From: "Finzel, Ben" <finzelb@...
Subject: another McCamey/wind story
Date: Mon, 7 Jul 2003 08:20:32 -0500
McCamey, Texas, Finds Economic Boost Blown in By Wind Turbines
By Julie Breaux, Odessa American, Texas -- July 6
When the dust starts flying in McCamey, Mayor Sherry Phillips sees dollars
When the wind kicks up, the 214 wind turbines at the nearby King Mountain
Wind Farm generate hundreds of thousands of kilowatts of electricity that's
snapped up by utilities serving Dallas-Fort Worth and Austin.
McCamey, once in danger of drying up and blowing away because of the
decline in oil and gas revenues, has become a vital link in the

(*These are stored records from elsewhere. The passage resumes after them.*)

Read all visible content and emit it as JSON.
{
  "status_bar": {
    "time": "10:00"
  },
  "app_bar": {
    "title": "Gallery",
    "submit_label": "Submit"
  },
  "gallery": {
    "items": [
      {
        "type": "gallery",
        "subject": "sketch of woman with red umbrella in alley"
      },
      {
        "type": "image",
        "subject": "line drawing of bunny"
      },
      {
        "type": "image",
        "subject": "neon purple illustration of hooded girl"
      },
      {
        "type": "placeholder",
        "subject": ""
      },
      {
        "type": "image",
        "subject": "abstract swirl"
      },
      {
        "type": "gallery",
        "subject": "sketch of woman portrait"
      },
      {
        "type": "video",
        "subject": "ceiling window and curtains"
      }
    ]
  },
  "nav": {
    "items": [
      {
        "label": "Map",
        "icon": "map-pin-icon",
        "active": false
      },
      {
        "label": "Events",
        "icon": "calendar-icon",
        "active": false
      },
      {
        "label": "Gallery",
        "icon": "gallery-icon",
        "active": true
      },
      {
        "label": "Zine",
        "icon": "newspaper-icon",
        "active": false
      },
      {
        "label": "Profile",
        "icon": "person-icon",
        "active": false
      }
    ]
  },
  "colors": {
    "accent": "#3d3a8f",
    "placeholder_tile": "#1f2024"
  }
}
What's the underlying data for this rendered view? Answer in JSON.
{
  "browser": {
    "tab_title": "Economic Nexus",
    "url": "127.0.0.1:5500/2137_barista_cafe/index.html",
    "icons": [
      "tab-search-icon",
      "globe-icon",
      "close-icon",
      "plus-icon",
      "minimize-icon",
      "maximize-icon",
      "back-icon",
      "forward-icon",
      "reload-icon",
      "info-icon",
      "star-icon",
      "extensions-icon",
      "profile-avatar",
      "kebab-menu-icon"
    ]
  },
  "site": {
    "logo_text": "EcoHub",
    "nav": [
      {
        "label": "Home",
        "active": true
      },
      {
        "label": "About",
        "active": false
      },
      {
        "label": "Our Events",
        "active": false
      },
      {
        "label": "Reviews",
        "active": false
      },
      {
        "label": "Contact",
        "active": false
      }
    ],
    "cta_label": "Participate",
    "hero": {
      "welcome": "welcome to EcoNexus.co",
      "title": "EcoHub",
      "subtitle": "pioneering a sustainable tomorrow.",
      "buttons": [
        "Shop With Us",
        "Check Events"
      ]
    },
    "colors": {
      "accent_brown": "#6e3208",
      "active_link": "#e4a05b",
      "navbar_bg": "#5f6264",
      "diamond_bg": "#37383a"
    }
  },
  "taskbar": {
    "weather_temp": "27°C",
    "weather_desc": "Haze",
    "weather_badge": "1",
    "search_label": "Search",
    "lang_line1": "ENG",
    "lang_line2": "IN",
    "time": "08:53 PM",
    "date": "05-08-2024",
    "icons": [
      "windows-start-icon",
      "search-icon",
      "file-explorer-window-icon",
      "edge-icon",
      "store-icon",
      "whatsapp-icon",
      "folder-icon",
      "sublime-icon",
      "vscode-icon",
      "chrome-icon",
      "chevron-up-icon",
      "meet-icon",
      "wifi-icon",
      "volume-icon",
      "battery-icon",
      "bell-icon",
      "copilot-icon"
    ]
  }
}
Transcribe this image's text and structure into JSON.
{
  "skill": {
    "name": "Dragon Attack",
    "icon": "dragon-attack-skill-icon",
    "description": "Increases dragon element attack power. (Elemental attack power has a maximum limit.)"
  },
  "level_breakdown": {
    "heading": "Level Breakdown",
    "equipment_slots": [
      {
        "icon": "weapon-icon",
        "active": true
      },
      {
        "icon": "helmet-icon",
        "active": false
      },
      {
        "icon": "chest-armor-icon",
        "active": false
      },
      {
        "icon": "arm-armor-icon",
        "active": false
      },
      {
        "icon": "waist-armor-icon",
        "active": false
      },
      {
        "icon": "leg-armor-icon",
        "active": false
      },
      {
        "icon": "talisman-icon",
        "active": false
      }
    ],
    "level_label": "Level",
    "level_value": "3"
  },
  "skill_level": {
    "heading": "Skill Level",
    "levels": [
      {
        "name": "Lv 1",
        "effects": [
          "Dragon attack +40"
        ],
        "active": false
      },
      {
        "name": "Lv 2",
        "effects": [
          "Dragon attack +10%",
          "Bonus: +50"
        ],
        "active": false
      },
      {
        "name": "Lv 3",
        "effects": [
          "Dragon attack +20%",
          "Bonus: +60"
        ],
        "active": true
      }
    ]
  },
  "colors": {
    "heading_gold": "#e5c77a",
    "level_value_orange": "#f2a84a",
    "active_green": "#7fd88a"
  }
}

transmission of electricity to Texas' most crowded cities.
The change in the status of this small oil town pleases Phillips mightily.
"This is our newest industry since 1925, when oil came in," she said. "It
doesn't require water, and that's good because we don't have that in
excess. But we do have a lot of air, and if the wind doesn't blow, we can
get everyone to talk."
What they're talking about in the towns located closest to the six wind
farms in Upton, Pecos and Crockett counties are the direct and indirect
benefits of being a hub of wind energy.
The land where the wind farms are located have been used for grazing. So,
the multi-million improvements have created new revenue streams for the
school districts in Pecos and Upton counties, in particular.
The three wind farms in Pecos County have an appraised value of $287
million and paid $4.7 million in school taxes last year.
In Upton County, the King Mountain and Southwest Mesa wind farms, valued at
a combined $200 million, paid $3 million in taxes to the McCamey school
district last year, according to the tax assessor-collector's office.
Meanwhile, Crockett County collected about $53,000 in school taxes last
year from FPL's Southwest Mesa Wind Farm, the majority of which is located
in Upton County, Crockett County Tax Assessor-Collector Tommy Stokes said.
Building the wind farms has been a boon to the host counties as well.
Construction of the Pecos County wind farms generated $11 million in gross
sales and created 80 to 100 jobs. That's comparable to the economic impact
of the Toyota Plant about to be built in San Antonio, said Doug May,
executive director of the Pecos County Economic Development Corp.
When the tax abatements the counties granted the wind-energy companies
expire, they will begin reaping the financial benefits only the school
districts now enjoy.
Phillips said the wind farms in and around McCamey have propped up property
values and created jobs.
"King Mountain provided 30 to 40 jobs when it got up and running, which is
great for us because they are better-paying jobs than what most of these
people have had out here, at least for some," Phillips said. "We can always
use more (wind farms), but we're hoping maybe related industries will come
in. They will definitely be welcome." In addition to the wind farms, the
Lower Colorado River Authority is planning to spend about $500 million over
the next two to three years to improve the transmission system.
The LCRA last week energized a $95 million bulk transmission line north of
The 345-kilovolt line took five years to complete and provided a welcome
boost to the economies of the cities and towns through which the line
passed, said Bill McCann, spokesman for the LCRA.
"It was certainly a boon to the folks in San Angelo area," McCann said.
"That sure did bring in additional jobs. I think the contractor hired like
60 employees locally for that project. So it does indicate there will be
some local economic benefit."
To see more of the Odessa American, or to subscribe to the newspaper, go to
(c) 2003, Odessa American, Texas. Distributed by Knight Ridder/Tribune